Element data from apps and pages
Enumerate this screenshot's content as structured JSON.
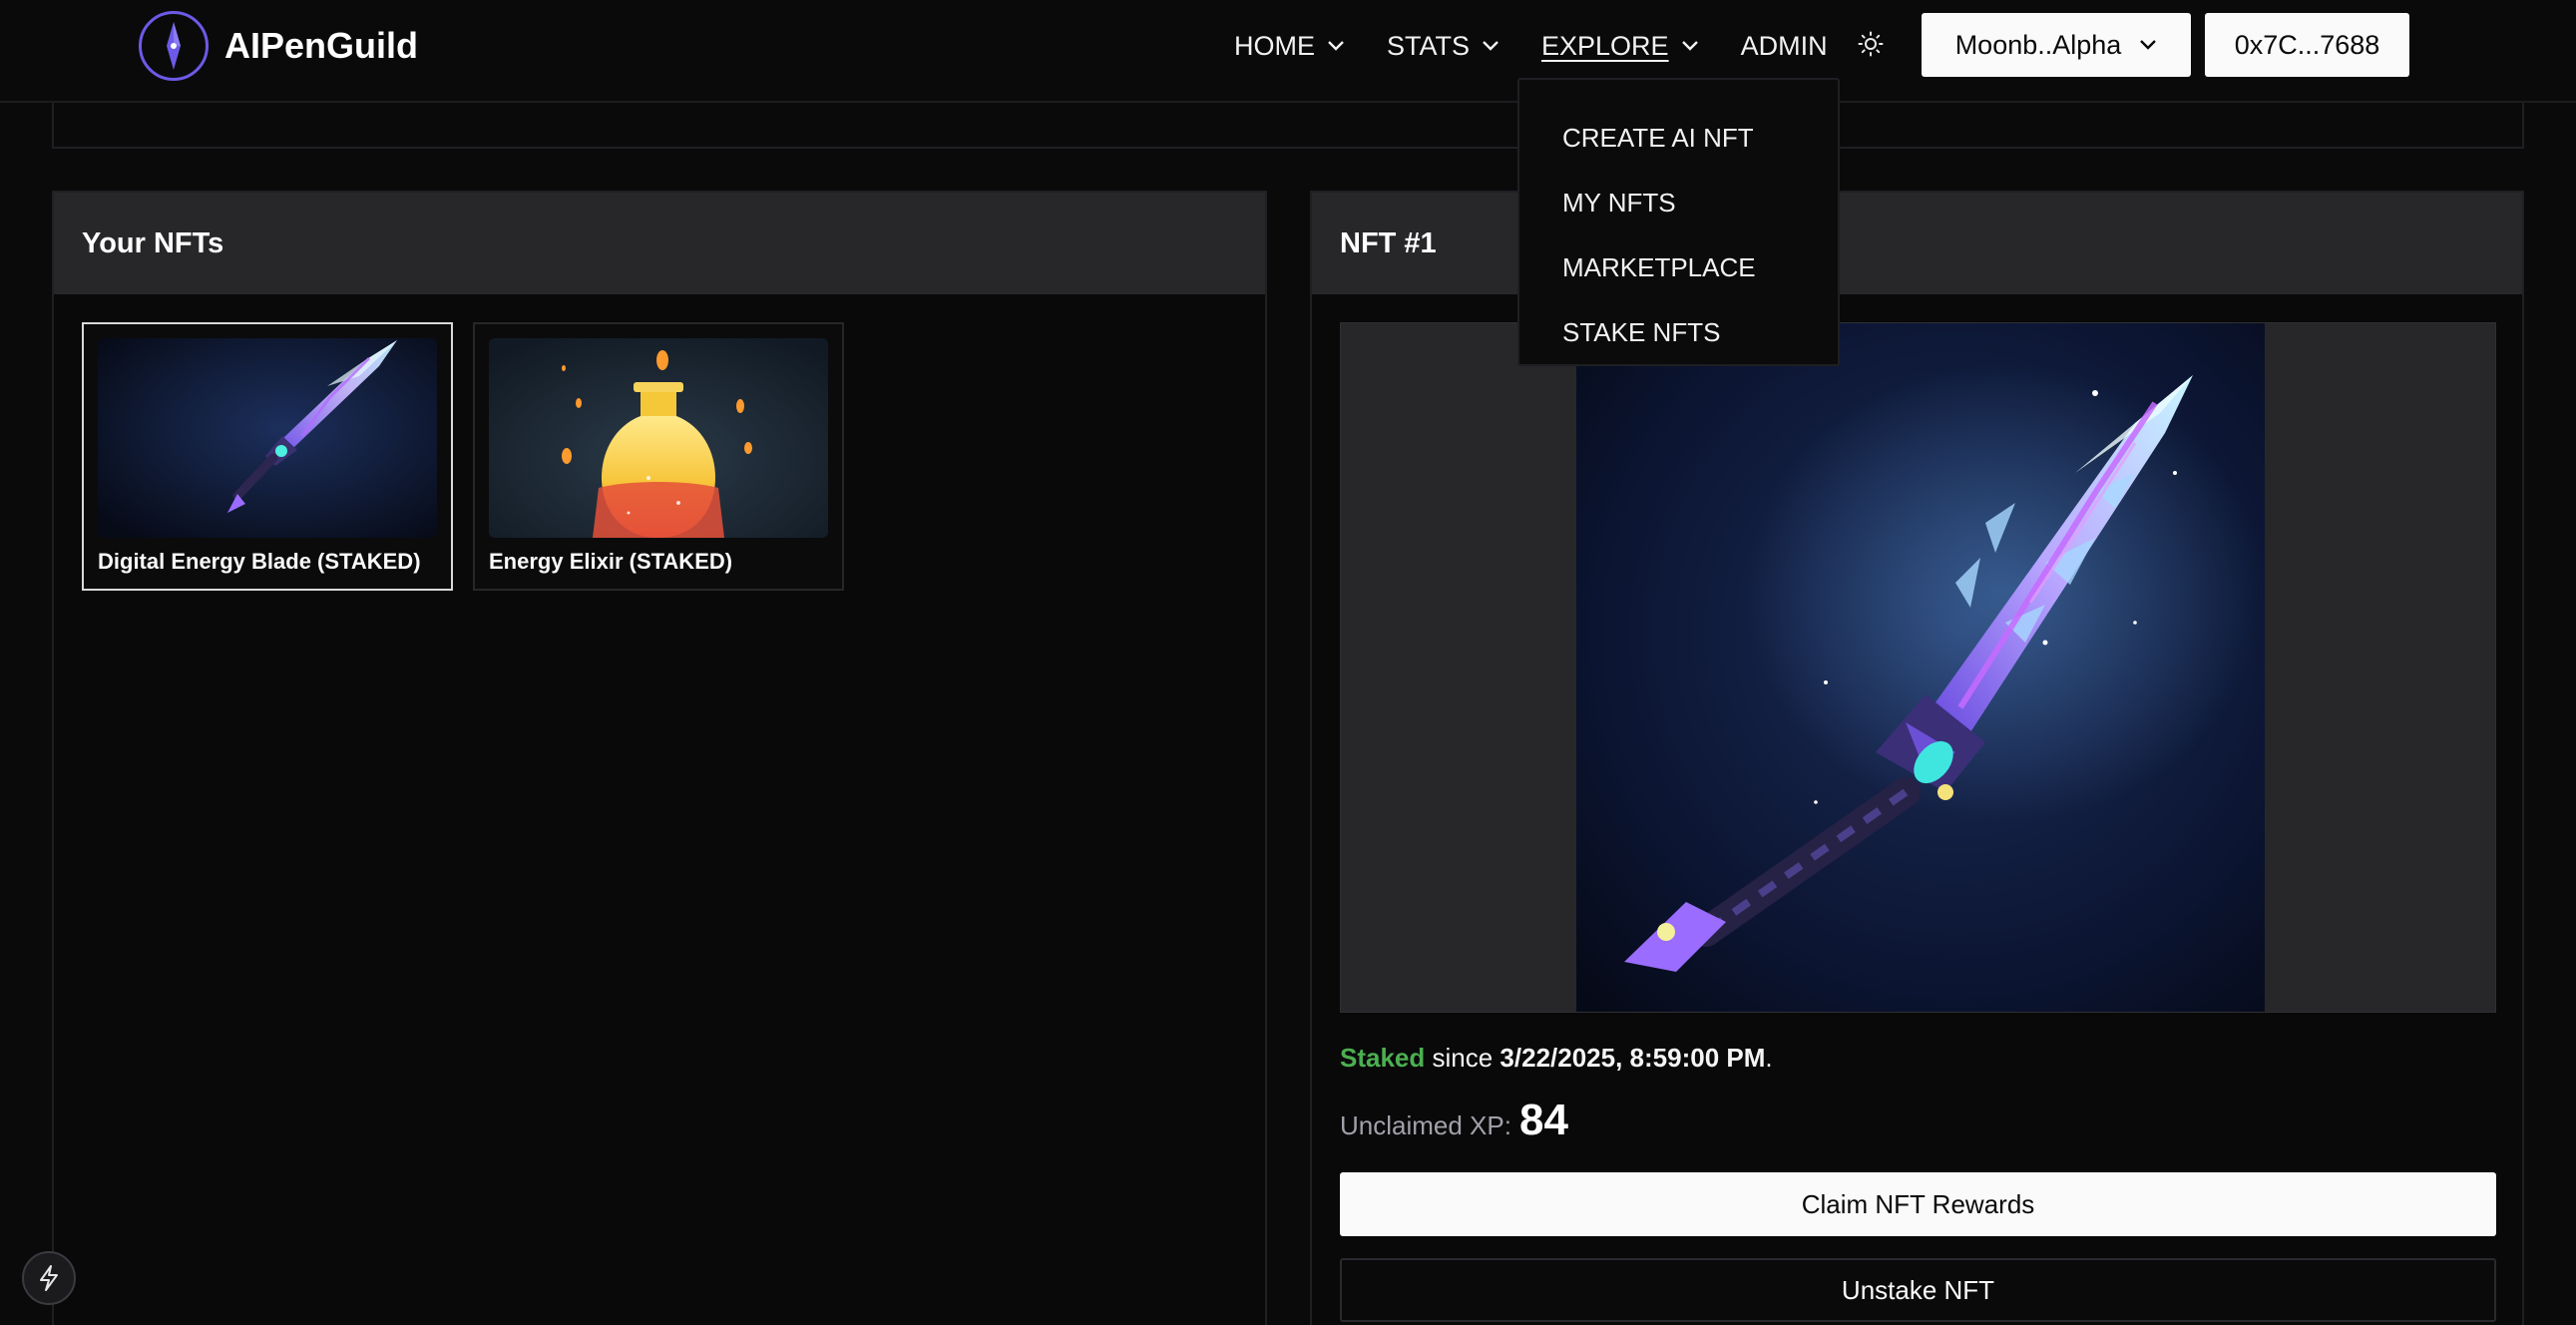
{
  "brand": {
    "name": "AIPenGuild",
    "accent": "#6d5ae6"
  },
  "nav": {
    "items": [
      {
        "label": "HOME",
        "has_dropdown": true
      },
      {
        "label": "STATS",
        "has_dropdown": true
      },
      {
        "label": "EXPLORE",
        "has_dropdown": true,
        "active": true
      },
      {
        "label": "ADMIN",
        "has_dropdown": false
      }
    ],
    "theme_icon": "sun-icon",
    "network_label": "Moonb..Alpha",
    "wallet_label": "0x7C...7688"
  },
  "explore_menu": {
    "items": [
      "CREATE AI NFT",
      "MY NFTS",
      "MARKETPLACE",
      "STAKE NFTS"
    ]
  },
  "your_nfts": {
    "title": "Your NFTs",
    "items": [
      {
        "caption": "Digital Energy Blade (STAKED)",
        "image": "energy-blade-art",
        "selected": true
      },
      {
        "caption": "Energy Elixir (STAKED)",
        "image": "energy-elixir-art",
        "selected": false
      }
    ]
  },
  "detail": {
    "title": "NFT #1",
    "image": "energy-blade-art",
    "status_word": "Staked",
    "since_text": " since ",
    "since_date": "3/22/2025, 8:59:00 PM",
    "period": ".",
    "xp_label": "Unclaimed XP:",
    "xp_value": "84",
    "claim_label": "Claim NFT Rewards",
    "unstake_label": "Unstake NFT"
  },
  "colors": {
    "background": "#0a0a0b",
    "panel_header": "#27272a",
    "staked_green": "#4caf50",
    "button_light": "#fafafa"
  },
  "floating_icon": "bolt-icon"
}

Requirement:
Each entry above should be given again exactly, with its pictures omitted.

Result:
Enumerate this screenshot's content as structured JSON.
{
  "brand": {
    "name": "AIPenGuild",
    "accent": "#6d5ae6"
  },
  "nav": {
    "items": [
      {
        "label": "HOME",
        "has_dropdown": true
      },
      {
        "label": "STATS",
        "has_dropdown": true
      },
      {
        "label": "EXPLORE",
        "has_dropdown": true,
        "active": true
      },
      {
        "label": "ADMIN",
        "has_dropdown": false
      }
    ],
    "theme_icon": "sun-icon",
    "network_label": "Moonb..Alpha",
    "wallet_label": "0x7C...7688"
  },
  "explore_menu": {
    "items": [
      "CREATE AI NFT",
      "MY NFTS",
      "MARKETPLACE",
      "STAKE NFTS"
    ]
  },
  "your_nfts": {
    "title": "Your NFTs",
    "items": [
      {
        "caption": "Digital Energy Blade (STAKED)",
        "image": "energy-blade-art",
        "selected": true
      },
      {
        "caption": "Energy Elixir (STAKED)",
        "image": "energy-elixir-art",
        "selected": false
      }
    ]
  },
  "detail": {
    "title": "NFT #1",
    "image": "energy-blade-art",
    "status_word": "Staked",
    "since_text": " since ",
    "since_date": "3/22/2025, 8:59:00 PM",
    "period": ".",
    "xp_label": "Unclaimed XP:",
    "xp_value": "84",
    "claim_label": "Claim NFT Rewards",
    "unstake_label": "Unstake NFT"
  },
  "colors": {
    "background": "#0a0a0b",
    "panel_header": "#27272a",
    "staked_green": "#4caf50",
    "button_light": "#fafafa"
  },
  "floating_icon": "bolt-icon"
}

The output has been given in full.